(Element data from apps and pages)
━━━━━━━━━━━━━━━━━━━━━━━━━━━━━━

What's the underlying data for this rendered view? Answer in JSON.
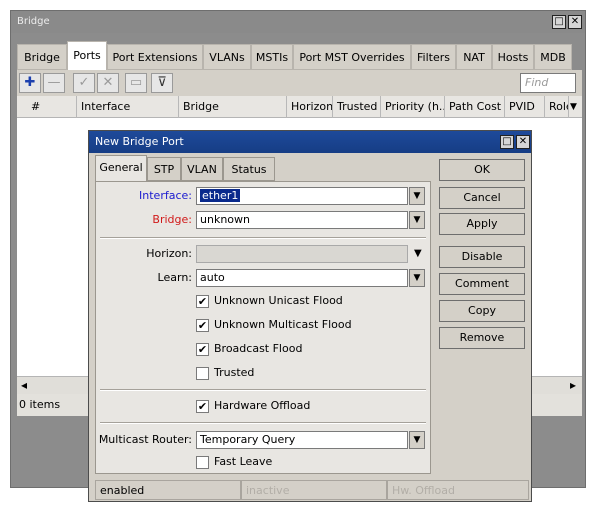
{
  "window": {
    "title": "Bridge",
    "restore_glyph": "□",
    "close_glyph": "✕"
  },
  "tabs": [
    "Bridge",
    "Ports",
    "Port Extensions",
    "VLANs",
    "MSTIs",
    "Port MST Overrides",
    "Filters",
    "NAT",
    "Hosts",
    "MDB"
  ],
  "active_tab": "Ports",
  "toolbar": {
    "icons": [
      "add-icon",
      "remove-icon",
      "enable-icon",
      "disable-icon",
      "comment-icon",
      "filter-icon"
    ],
    "glyphs": {
      "add": "✚",
      "remove": "—",
      "enable": "✓",
      "disable": "✕",
      "comment": "▭",
      "filter": "⊽"
    },
    "find_placeholder": "Find"
  },
  "table": {
    "columns": [
      "#",
      "Interface",
      "Bridge",
      "Horizon",
      "Trusted",
      "Priority (h...",
      "Path Cost",
      "PVID",
      "Role"
    ],
    "sort_glyph": "▼",
    "rows": [],
    "scroll_left": "◂",
    "scroll_right": "▸",
    "item_count": "0 items"
  },
  "dialog": {
    "title": "New Bridge Port",
    "tabs": [
      "General",
      "STP",
      "VLAN",
      "Status"
    ],
    "active_tab": "General",
    "fields": {
      "interface": {
        "label": "Interface:",
        "value": "ether1",
        "label_color": "#1a1ad0"
      },
      "bridge": {
        "label": "Bridge:",
        "value": "unknown",
        "label_color": "#d11a1a"
      },
      "horizon": {
        "label": "Horizon:",
        "value": ""
      },
      "learn": {
        "label": "Learn:",
        "value": "auto"
      },
      "multicast_router": {
        "label": "Multicast Router:",
        "value": "Temporary Query"
      }
    },
    "dropdown_glyph": "▼",
    "check_glyph": "✔",
    "checkboxes": {
      "unknown_unicast_flood": {
        "label": "Unknown Unicast Flood",
        "checked": true
      },
      "unknown_multicast_flood": {
        "label": "Unknown Multicast Flood",
        "checked": true
      },
      "broadcast_flood": {
        "label": "Broadcast Flood",
        "checked": true
      },
      "trusted": {
        "label": "Trusted",
        "checked": false
      },
      "hardware_offload": {
        "label": "Hardware Offload",
        "checked": true
      },
      "fast_leave": {
        "label": "Fast Leave",
        "checked": false
      }
    },
    "buttons": [
      "OK",
      "Cancel",
      "Apply",
      "Disable",
      "Comment",
      "Copy",
      "Remove"
    ],
    "status": [
      "enabled",
      "inactive",
      "Hw. Offload"
    ]
  }
}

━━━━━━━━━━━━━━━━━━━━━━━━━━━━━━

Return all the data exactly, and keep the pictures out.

What's the underlying data for this rendered view? Answer in JSON.
{
  "window": {
    "title": "Bridge",
    "restore_glyph": "□",
    "close_glyph": "✕"
  },
  "tabs": [
    "Bridge",
    "Ports",
    "Port Extensions",
    "VLANs",
    "MSTIs",
    "Port MST Overrides",
    "Filters",
    "NAT",
    "Hosts",
    "MDB"
  ],
  "active_tab": "Ports",
  "toolbar": {
    "icons": [
      "add-icon",
      "remove-icon",
      "enable-icon",
      "disable-icon",
      "comment-icon",
      "filter-icon"
    ],
    "glyphs": {
      "add": "✚",
      "remove": "—",
      "enable": "✓",
      "disable": "✕",
      "comment": "▭",
      "filter": "⊽"
    },
    "find_placeholder": "Find"
  },
  "table": {
    "columns": [
      "#",
      "Interface",
      "Bridge",
      "Horizon",
      "Trusted",
      "Priority (h...",
      "Path Cost",
      "PVID",
      "Role"
    ],
    "sort_glyph": "▼",
    "rows": [],
    "scroll_left": "◂",
    "scroll_right": "▸",
    "item_count": "0 items"
  },
  "dialog": {
    "title": "New Bridge Port",
    "tabs": [
      "General",
      "STP",
      "VLAN",
      "Status"
    ],
    "active_tab": "General",
    "fields": {
      "interface": {
        "label": "Interface:",
        "value": "ether1",
        "label_color": "#1a1ad0"
      },
      "bridge": {
        "label": "Bridge:",
        "value": "unknown",
        "label_color": "#d11a1a"
      },
      "horizon": {
        "label": "Horizon:",
        "value": ""
      },
      "learn": {
        "label": "Learn:",
        "value": "auto"
      },
      "multicast_router": {
        "label": "Multicast Router:",
        "value": "Temporary Query"
      }
    },
    "dropdown_glyph": "▼",
    "check_glyph": "✔",
    "checkboxes": {
      "unknown_unicast_flood": {
        "label": "Unknown Unicast Flood",
        "checked": true
      },
      "unknown_multicast_flood": {
        "label": "Unknown Multicast Flood",
        "checked": true
      },
      "broadcast_flood": {
        "label": "Broadcast Flood",
        "checked": true
      },
      "trusted": {
        "label": "Trusted",
        "checked": false
      },
      "hardware_offload": {
        "label": "Hardware Offload",
        "checked": true
      },
      "fast_leave": {
        "label": "Fast Leave",
        "checked": false
      }
    },
    "buttons": [
      "OK",
      "Cancel",
      "Apply",
      "Disable",
      "Comment",
      "Copy",
      "Remove"
    ],
    "status": [
      "enabled",
      "inactive",
      "Hw. Offload"
    ]
  }
}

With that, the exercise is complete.